Because the breed is so small, devoted fanciers can usually identify the lineage from which a particular Canaan Dog came from based on looks alone, but it takes a very discriminating eye. CDRN representatives and most breeders are familiar enough with the WORLDWIDE Canaan Dog population to easily and with great certainty confirm that a dog is NOT a Canaan Dog based on photos. In the very few cases that an unknown dog strongly resembles a Canaan Dog according to several breed experts, then further information is required. In these few cases, it is virtually impossible to identify a Canaan Dog from a convincing mixed breed based on physical traits alone. Identifying a Canaan Dog like this must be a well-rounded investigation into the dog's behavior, any permanent identification (microchip), location, age, circumstances surrounding his arrival at the shelter, as well as his physical attributes.

"So there is a chance then that my dog is a Canaan Dog. I have a book on dog breeds and my dog behaves just like one."

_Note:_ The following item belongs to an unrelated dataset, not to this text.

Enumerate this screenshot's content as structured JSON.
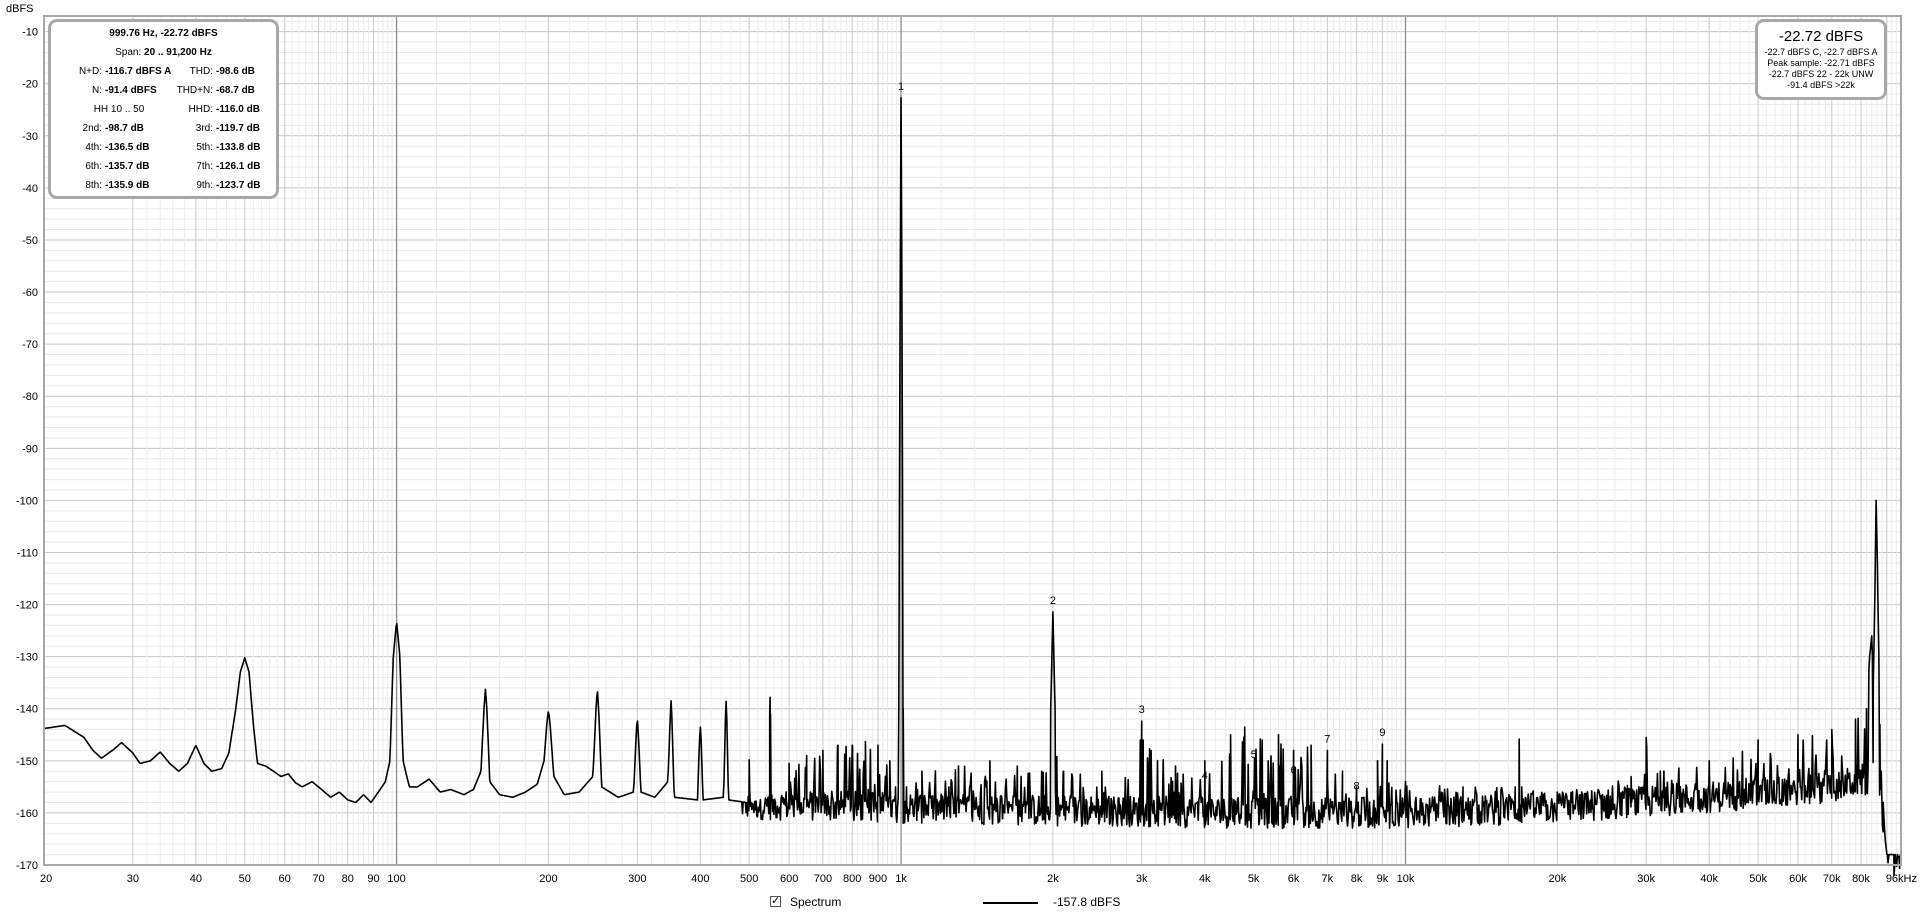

Well, again we have to consider the situation of a shelter dog vs. a normal Canaan Dog. A typical Canaan Dog is aloof with strangers, maybe startles easily at novel things, is tremendously devoted to people he trusts, and is territorial. These things can also be true of any dog with an inconsistent past or less than optimal socialization. Canaan Dogs cannot be identified based solely on behavior and there is no one definitive characteristic to look for. Some well socialized Canaan Dogs who have a strong bond with their owner make fast friends with new people and are quite confident. Many Canaan Dogs try to keep a low profile in new situations, as most dogs would if they felt insecure. Canaan Dog temperaments fall into a wide spectrum of possibilities. I would not expect an adult Canaan Dog that ended up in a shelter to come bounding out, lick your face and fetch a ball or go for a swim. These things would point to "not a Canaan Dog", otherwise, behavior is just another peice to consider in the big puzzle.

"Ok, so you don't think my dog is a purebred Canaan Dog. But he could be a mix, right?"

Anything is possible, though it is highly unlikely. The Canaan Dog breeding community is small and tight-knit. Most breeders place puppies with spay/neuter contract or maintain co-ownership arrangements. So mixes are highly unlikely, but accidents have happened. One of the bonuses of being a small breed, is that the community is made aware of these mismatched matings. Thankfully, the breeders keep us in the loop when this situation occurs. We are aware of a handful of accidental mix breedings and we do take those litters into account when evaluating a dog.

"Will you help a dog that looks and acts like a Canaan Dog?"

Unfortunately we cannot commit resources to helping all the dogs that resemble Canaan Dogs. As we said, Canaan Dogs are a rare breed, which translates into a small community of breed fanciers, which further means that there is a very small group of volunteers working to help Canaan Dogs in need of new homes. Therefore we must limit our scope of assistance to dogs that we know have Canaan Dogs in their heritage. We know this may be disappointing to people who believe they have a Canaan Dog, but its the best we can do. On the positive side this means that anyone looking for a Canaan Dog to adopt can be 100% certain the dog they receive through CDRN is a Canaan Dog.

CANAAN DOG RARITY

"You keep saying the breed is rare and there is a small group of people involved with them. How rare are they?"

There are approximately 1200 (total!) registered in the U.S. This number includes all of the dogs that have passed away since 1997 and all of the spayed/neutered dogs that have been registered. In reality the number contributing to the gene pool is much much lower, with the majority of those living with responsible breeders.

In 2006, Canaan Dogs account for less than .001% of the total dogs registered with the AKC:

870,192 dogs were registered. 66 were Canaan Dogs.
The Canaan Dog was ranked #147 out of the 155 in popularity